The Semi-Weekly Union, Yreka, California, June 18, 1864, page 2

    OSSIAN E. DODGE and WILLIAM HAYWARD were at Yreka, Cal. May 24, Forks of Humbug (whew! what a name!) 25th, Hawkinsville 26th, and Cottonwood 27th, which wound up for the present their travels in California. May 28th they were at Gassburg, Oregon, and May 30th at Jacksonville, en route for Portland.
    WILLIAM HAYWARD, the balladist, is making both fame and fortune in the golden land of California. The Union, published at Yreka, speaks of this young gentleman as follows:--"The songs of Mr. Hayward were rendered in that perfect expression of language which makes every word understood by his audience. We cannot better express our opinion of Mr. Hayward's singing than by using the language of another, that we have not heard everybody sing, but Hayward has the sweetest voice, and is the best singer we have ever heard."
"Miscellaneous," New York Clipper, July 9, 1864, page 103

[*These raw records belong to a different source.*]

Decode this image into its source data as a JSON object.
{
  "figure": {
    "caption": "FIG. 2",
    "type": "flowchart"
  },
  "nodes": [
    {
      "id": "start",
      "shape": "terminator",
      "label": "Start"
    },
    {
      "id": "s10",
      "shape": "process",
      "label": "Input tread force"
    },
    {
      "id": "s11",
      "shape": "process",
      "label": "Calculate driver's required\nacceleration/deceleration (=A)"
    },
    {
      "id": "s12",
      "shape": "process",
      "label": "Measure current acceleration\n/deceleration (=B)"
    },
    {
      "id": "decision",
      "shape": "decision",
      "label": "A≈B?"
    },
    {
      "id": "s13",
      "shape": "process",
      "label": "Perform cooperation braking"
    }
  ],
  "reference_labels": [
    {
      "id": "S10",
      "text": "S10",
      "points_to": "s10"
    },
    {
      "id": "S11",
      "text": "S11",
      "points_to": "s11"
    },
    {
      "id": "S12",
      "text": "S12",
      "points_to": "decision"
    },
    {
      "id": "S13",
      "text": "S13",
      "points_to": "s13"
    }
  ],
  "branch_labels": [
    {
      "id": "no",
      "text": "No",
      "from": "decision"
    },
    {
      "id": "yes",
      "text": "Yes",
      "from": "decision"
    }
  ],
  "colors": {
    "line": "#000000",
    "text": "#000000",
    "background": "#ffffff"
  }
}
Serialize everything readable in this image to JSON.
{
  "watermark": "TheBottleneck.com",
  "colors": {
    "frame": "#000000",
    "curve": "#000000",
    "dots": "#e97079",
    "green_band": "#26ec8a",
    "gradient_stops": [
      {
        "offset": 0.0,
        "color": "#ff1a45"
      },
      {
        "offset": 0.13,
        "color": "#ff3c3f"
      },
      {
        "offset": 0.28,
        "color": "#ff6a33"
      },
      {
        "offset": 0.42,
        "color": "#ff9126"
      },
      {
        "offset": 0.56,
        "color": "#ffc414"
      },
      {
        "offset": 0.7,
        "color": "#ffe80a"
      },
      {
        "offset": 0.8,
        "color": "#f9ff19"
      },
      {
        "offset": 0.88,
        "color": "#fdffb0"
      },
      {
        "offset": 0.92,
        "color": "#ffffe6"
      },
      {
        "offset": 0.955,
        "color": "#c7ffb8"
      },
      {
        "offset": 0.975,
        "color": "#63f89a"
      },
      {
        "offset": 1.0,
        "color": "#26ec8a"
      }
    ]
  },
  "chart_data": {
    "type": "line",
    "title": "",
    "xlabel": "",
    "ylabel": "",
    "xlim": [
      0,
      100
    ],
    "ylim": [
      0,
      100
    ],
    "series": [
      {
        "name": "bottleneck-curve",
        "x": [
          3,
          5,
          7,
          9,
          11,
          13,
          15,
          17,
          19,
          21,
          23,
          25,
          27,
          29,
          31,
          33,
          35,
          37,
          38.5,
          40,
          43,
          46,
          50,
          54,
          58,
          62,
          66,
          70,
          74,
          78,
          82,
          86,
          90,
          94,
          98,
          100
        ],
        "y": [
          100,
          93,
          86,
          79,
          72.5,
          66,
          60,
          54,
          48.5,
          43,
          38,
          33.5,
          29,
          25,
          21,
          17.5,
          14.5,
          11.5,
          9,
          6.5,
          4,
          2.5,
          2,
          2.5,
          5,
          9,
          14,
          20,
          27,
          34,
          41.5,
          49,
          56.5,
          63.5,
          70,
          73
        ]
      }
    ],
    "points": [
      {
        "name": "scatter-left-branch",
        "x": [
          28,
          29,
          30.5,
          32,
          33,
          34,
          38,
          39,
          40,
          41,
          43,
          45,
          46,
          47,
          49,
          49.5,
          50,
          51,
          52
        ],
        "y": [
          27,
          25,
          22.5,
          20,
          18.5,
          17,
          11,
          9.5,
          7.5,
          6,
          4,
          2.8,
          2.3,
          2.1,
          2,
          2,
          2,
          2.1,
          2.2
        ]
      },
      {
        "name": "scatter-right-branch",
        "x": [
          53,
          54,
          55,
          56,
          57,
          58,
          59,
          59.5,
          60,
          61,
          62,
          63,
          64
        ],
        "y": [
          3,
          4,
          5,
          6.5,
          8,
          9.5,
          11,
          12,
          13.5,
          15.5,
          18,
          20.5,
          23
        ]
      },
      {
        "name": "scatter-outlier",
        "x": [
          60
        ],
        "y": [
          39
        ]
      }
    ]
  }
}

    SHOOTING AFFRAY.--On last Tuesday an affray occurred between Henry Billenbrook and John Debinger, on Bear Creek, five miles from town. It appeared from the testimony taken before Judge Tolman that Debinger had frequently threatened the life of Billenbrook; that on this occasion D. attacked him with the butt of a horse whip, whereupon B. drew a revolver and fired four shots, three of them taking effect, one in each arm, and one grazing his neck.
    Debinger was arrested and after a trial of two days he was fined $50 and costs for an assault, and bound over to keep the peace in the sum of $500.
Oregon Sentinel, Jacksonville, August 6, 1864, page 2

    DIPHTHERIA.--The Jacksonville Sentinel says this terrible disease has again made its appearance in the Rogue River Valley, and to a considerable extent balked the skill of the physicians, numbering its victims with those who sleep their last sleep. We learn that it is also become prevalent in the Willamette Valley, and too much care cannot be exercised to prevent its fatal termination. An application of wet salt to the throat at night is an efficient remedy for light attacks.
"Oregon," Daily Colonist, Victoria, British Columbia, August 31, 1864. page 3

    E. K. Anderson granted license to keep a ferry on Klamath River, on the road leading to Jacksonville, for one year, upon his paying $144 into the county treasury and filing approved bond in the sum of $1,500.

"Board of Supervisors,"
The Semi-Weekly Union, Yreka, California, November 9, 1864, page 2

    The late storm has been very severe at the North. At Jacksonville, Oregon, the flood was greater than ever before known--exceeding that of '61 and '62. Bridges built 15 higher than the flood of that season were washed away.

Placer Herald,
Auburn, California, December 10, 1864, page 2

Last revised March 5, 2021